. The Structured Analysis Wiki contains a great explanation of how to create a DFD, so I’m not going to cover that information here. Instead, I’m going to provide one answer to the question “How do I know when to use a DFD?” This answer comes from my own (unique) view of the world, so some of you probably won’t relate to it, but others will–I’m sure there is at least one more out there…
Sometimes I have what I think of as an “equation” in my head. In vague terms, I may be thinking “Customer Data + Product Data + Input from Sales Rep + Taxes = Order”. But that’s not really right, nor is the equation a good representation of the information.
And, the “equation” also misses a few other particulars about creating an order that I’d like to convey: Sales Reps update customer data, the Finance staff maintains the rules for the tax calculations, and orders flow to the Order Fulfillment system after creation.
The data flow diagram is great for representing all of this. Here’s my “equation,” expressed as a data flow diagram:
I have found that business users, as well as developers, react well to this model—it provides a “big picture” with which to begin a conversation about creating an order. It paints exactly the picture I want to convey and validate when I’m thinking “Customer Data + Product Data + Input from Sales Rep + Taxes = Order”.
Display this picture, and you’ll get some interesting questions and comments:
- How is customer data populated initially?
- Does the order fulfillment system update the order store with information about the fulfillment of the orders?
- Where does the product data come from?
- Are all of the tax rules manually entered, or is there also an electronic source for them?
- And, maybe, “No, that’s wrong, updating customer data isn’t a separate process. Customer updates need to automatically flow out of changes made when creating the order.”

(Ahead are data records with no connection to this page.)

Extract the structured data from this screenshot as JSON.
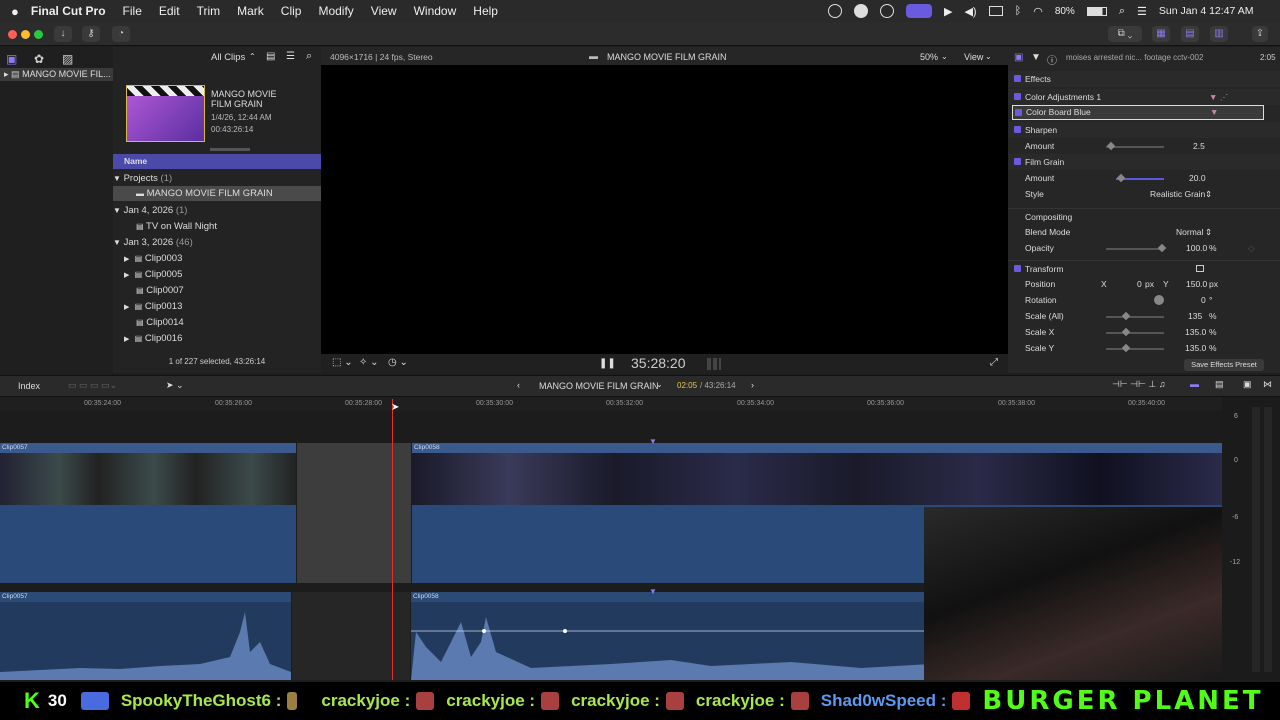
{
  "menubar": {
    "app": "Final Cut Pro",
    "items": [
      "File",
      "Edit",
      "Trim",
      "Mark",
      "Clip",
      "Modify",
      "View",
      "Window",
      "Help"
    ],
    "battery": "80%",
    "clock": "Sun Jan 4  12:47 AM"
  },
  "browser": {
    "filter": "All Clips",
    "library": "MANGO MOVIE FIL...",
    "project_title": "MANGO MOVIE FILM GRAIN",
    "project_date": "1/4/26, 12:44 AM",
    "project_duration": "00:43:26:14",
    "column_header": "Name",
    "groups": [
      {
        "label": "Projects",
        "count": "(1)",
        "items": [
          {
            "name": "MANGO MOVIE FILM GRAIN",
            "selected": true
          }
        ]
      },
      {
        "label": "Jan 4, 2026",
        "count": "(1)",
        "items": [
          {
            "name": "TV on Wall Night"
          }
        ]
      },
      {
        "label": "Jan 3, 2026",
        "count": "(46)",
        "items": [
          {
            "name": "Clip0003",
            "expand": true
          },
          {
            "name": "Clip0005",
            "expand": true
          },
          {
            "name": "Clip0007",
            "expand": false
          },
          {
            "name": "Clip0013",
            "expand": true
          },
          {
            "name": "Clip0014",
            "expand": false
          },
          {
            "name": "Clip0016",
            "expand": true
          }
        ]
      }
    ],
    "status": "1 of 227 selected, 43:26:14"
  },
  "viewer": {
    "format": "4096×1716 | 24 fps, Stereo",
    "title": "MANGO MOVIE FILM GRAIN",
    "zoom": "50%",
    "view_menu": "View",
    "timecode": "35:28:20"
  },
  "inspector": {
    "clip_name": "moises arrested nic... footage cctv-002",
    "clip_time": "2:05",
    "effects_header": "Effects",
    "color_adjustments": "Color Adjustments 1",
    "color_board": "Color Board Blue",
    "sharpen": "Sharpen",
    "sharpen_amount_label": "Amount",
    "sharpen_amount": "2.5",
    "film_grain": "Film Grain",
    "grain_amount_label": "Amount",
    "grain_amount": "20.0",
    "style_label": "Style",
    "style_value": "Realistic Grain",
    "compositing": "Compositing",
    "blend_label": "Blend Mode",
    "blend_value": "Normal",
    "opacity_label": "Opacity",
    "opacity_value": "100.0",
    "opacity_unit": "%",
    "transform": "Transform",
    "position_label": "Position",
    "pos_x_label": "X",
    "pos_x": "0",
    "pos_unit": "px",
    "pos_y_label": "Y",
    "pos_y": "150.0",
    "rotation_label": "Rotation",
    "rotation_value": "0",
    "rotation_unit": "°",
    "scale_all_label": "Scale (All)",
    "scale_all": "135",
    "scale_x_label": "Scale X",
    "scale_x": "135.0",
    "scale_y_label": "Scale Y",
    "scale_y": "135.0",
    "save_preset": "Save Effects Preset"
  },
  "timeline_bar": {
    "index": "Index",
    "project": "MANGO MOVIE FILM GRAIN",
    "position": "02:05",
    "duration": "/ 43:26:14"
  },
  "ruler": [
    "00:35:24:00",
    "00:35:26:00",
    "00:35:28:00",
    "00:35:30:00",
    "00:35:32:00",
    "00:35:34:00",
    "00:35:36:00",
    "00:35:38:00",
    "00:35:40:00"
  ],
  "clips": {
    "clip_a": "Clip0057",
    "clip_b": "Clip0058",
    "audio_a": "Clip0057",
    "audio_b": "Clip0058"
  },
  "meter_labels": [
    "6",
    "0",
    "-6",
    "-12"
  ],
  "ticker": {
    "count": "30",
    "names": [
      "SpookyTheGhost6 :",
      "crackyjoe :",
      "crackyjoe :",
      "crackyjoe :",
      "crackyjoe :",
      "Shad0wSpeed :"
    ],
    "banner": "BURGER PLANET"
  }
}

One note: it doesn’t have to be technically perfect to be useful. I often provide “conceptual” DFDs, in that I intentionally provide conceptual, but not technical information. For example, conceptually, there is a “products” data store. Technically, there may be multiple stores: product list, product descriptions, etc. The important thing is that they work together to provide product data. Developers and architects are very receptive to this; they understand I’m illustrating the behaviors of the system without defining the implementation (which, after all, is their job). Oh, and how does the audience know it is conceptual? I put the word “conceptual” in the title!
You may notice I didn’t number my processes. That’s because I rarely decompose them and many people tend to take the numbering as ordering. So, for my usage, numbering adds confusion rather than clarity.
How To Choose A Software Requirements Model